FIG. 4 shows the frequency spectrum of the signal at the output of the Low Pass Filter 14b. The horizontal scale still relates to the sampling rate of 15.36 MHz. The two low frequency tones have not been modified but most of the high frequency noise has been significantly attenuated.
FIG. 5 shows the frequency spectrum of the signal at the output of the re-sampling switch 18b. Here, the signal has been resampled at 541.667 kHz. Thus, the horizontal scale spans up to 0.5.times.541.667 kHz=270.833 kHz. The two low frequency tones have not been modified. The noise level presents a shaping which is typical of a low frequency portion produced by a Sigma-Delta modulation loop. This indicates that the amount of high frequency noise, which has been aliased by interference with the harmonics of the re-sampling dock signal, is negligible. The attenuation provided by Low Pass Filter 14 is sufficient to achieve this goal.
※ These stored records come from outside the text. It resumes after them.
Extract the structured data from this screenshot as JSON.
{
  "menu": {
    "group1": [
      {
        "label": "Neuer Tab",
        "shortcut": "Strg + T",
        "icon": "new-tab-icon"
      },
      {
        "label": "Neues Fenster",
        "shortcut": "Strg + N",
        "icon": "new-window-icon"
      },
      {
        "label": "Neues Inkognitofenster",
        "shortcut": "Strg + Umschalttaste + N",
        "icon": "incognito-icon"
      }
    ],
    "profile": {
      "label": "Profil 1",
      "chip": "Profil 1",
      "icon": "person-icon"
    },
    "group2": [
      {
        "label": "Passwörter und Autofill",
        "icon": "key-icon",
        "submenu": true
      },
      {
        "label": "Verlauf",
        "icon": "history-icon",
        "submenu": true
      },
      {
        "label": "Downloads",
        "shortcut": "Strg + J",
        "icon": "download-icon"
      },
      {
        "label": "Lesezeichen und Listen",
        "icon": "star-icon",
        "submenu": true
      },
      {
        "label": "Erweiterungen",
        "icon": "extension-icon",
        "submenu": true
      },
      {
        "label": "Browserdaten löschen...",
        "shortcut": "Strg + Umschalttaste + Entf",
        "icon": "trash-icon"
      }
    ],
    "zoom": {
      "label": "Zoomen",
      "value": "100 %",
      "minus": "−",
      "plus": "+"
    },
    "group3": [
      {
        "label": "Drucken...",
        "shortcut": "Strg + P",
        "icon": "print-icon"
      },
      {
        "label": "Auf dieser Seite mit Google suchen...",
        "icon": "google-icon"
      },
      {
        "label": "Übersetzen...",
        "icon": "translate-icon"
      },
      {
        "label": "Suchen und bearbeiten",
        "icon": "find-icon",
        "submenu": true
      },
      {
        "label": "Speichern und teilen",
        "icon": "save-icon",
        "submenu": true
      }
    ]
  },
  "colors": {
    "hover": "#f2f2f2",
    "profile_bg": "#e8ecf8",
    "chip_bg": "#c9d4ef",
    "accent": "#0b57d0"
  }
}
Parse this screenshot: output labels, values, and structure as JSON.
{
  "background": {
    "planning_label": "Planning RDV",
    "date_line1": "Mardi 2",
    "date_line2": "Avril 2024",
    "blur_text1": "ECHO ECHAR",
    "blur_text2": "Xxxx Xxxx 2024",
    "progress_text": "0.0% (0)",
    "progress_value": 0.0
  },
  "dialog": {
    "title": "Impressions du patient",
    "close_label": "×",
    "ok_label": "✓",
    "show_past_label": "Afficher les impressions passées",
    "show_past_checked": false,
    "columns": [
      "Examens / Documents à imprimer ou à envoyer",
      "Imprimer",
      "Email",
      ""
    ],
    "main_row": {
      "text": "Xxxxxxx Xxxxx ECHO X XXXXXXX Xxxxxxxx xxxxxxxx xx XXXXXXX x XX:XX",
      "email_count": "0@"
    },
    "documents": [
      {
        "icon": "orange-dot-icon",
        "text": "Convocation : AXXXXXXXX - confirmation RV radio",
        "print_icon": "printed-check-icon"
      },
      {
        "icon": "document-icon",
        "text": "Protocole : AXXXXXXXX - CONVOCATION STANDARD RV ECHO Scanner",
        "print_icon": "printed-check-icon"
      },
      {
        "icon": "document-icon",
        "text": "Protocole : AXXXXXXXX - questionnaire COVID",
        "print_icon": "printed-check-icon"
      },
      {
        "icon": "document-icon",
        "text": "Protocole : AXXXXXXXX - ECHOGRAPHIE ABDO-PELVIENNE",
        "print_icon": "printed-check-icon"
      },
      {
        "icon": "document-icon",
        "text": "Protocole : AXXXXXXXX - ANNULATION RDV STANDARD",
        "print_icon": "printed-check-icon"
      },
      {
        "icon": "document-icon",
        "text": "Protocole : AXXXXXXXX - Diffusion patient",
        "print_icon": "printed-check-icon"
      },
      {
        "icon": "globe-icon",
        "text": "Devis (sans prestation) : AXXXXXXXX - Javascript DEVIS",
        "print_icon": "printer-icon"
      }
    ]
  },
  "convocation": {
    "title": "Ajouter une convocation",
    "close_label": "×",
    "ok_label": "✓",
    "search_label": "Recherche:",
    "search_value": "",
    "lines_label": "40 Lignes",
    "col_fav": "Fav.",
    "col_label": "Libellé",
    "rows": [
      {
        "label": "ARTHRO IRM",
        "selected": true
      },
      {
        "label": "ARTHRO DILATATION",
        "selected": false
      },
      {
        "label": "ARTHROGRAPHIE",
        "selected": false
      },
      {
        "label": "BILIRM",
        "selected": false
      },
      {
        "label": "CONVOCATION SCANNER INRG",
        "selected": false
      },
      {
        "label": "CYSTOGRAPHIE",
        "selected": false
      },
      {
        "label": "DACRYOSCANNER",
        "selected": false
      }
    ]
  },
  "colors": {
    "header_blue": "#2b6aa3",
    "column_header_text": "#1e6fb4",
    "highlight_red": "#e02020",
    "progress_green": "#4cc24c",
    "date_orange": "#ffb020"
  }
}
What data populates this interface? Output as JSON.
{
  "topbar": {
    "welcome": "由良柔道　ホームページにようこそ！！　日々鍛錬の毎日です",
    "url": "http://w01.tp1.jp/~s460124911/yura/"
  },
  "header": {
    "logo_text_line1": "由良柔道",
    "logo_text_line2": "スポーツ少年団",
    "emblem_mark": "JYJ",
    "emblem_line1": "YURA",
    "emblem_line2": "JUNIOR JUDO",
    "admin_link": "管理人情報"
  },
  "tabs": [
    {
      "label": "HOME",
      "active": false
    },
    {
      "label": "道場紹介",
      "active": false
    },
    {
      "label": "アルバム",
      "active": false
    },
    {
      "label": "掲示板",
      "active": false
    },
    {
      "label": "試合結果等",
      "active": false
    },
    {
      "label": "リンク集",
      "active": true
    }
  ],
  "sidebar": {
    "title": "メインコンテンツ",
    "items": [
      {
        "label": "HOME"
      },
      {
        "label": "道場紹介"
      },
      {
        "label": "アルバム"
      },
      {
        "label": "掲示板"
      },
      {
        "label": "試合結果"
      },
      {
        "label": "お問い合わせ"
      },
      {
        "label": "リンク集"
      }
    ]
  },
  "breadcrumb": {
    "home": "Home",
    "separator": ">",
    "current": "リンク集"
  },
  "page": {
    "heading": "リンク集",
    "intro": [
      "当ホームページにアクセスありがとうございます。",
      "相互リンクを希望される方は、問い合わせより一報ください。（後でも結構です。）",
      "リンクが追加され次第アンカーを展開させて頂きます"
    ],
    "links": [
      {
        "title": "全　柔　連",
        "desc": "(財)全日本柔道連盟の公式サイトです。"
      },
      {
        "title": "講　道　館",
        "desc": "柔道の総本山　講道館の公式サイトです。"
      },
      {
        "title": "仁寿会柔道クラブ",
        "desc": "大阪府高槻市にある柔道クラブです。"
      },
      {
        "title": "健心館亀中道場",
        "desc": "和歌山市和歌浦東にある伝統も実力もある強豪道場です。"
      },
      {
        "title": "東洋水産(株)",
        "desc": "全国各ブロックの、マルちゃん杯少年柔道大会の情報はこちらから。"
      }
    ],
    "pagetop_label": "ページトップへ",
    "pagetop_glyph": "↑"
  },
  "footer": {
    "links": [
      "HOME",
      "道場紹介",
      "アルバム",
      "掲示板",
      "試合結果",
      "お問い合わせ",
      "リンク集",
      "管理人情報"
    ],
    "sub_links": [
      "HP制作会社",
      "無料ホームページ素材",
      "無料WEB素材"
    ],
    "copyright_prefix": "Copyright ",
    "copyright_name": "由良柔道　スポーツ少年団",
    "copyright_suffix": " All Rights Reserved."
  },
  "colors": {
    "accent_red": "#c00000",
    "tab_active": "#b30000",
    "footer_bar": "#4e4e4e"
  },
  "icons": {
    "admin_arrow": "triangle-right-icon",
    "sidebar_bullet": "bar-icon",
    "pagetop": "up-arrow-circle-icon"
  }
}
The Multi-Rate Analog-to-Digital Converter of FIG. 2 may be extended to more than two channels by adding further Sigma-Delta converters 10a and 10b. Furthermore, as this arrangement does not require the decimating factor to be an integer, it may be seen that many different sorts of signals can be supported in addition to or instead of WCDMA and GSM. Appropriate parameters need to be set in the Clock Synthesizer in order to allow proper decimation between the clock rate at the output of the Sigma-Delta Modulator and the clock rate after re-sampling. Additionally, the sampling rate in the Sigma-Delta Modulator and the re-sampling rate may be adapted to each standard in order to provide sufficient over sampling and to allow for efficient quantisation noise shaping in the modulator and effective attenuation of out-of-band noise components in the Low Pass Filter.
The over-sampling ratio between both clock rates is related to the amount of noise aliased in the signal band by the re-sampling operation due to the harmonics of the re-sampling square wave signal. Knowing this over sampling ratio and the amount of in-band acceptable noise at the corresponding Sigma-Delta converter output, the efficiency of the Low Pass Filter must be adjusted accordingly.
Table 1 shows a range of different desired output rates and how to obtain these in the particular case of using a single reference clock rate of 30.72 MHz
rate in Phase Number of
Single Sigma- increment phase bits `q` Re-
reference Delta `p` in Clock in Clock sampling Equivalent
clock Modulator Synthesizer Synthesizer frequency rate signals
30.72 30.72 -- -- 15.36 8x- WCDMA
MHz MHz MHz WCDMA
30.72 30.72 4'469'555 26 2.046 2x-GPS GPS
MHz MHz MHz
30.72 15.36 2'366'578 26 541.667 2x-GSM GSM
MHz MHz kHz
30.72 3.84 MHz 1'698'693 26 97.2 kHz 2x-IS136 IS136
In the cases where different sorts of signals do not need to be processed simultaneously but during dedicated periods of time, the Sigma-Delta converters 10a and 10b In FIG. 2 do not need to be physically implemented. A single Sigma Delta Converter could be implemented and multiplexed over time with different sets of parameters related to each of the signals to be handled. This, as well as re-configuration of the standards, may be achieved by and under control of dedicated software.
The invention has been described by way of example only and it will be appreciated that variation may be made to the embodiments described, without departing from the scope of the invention.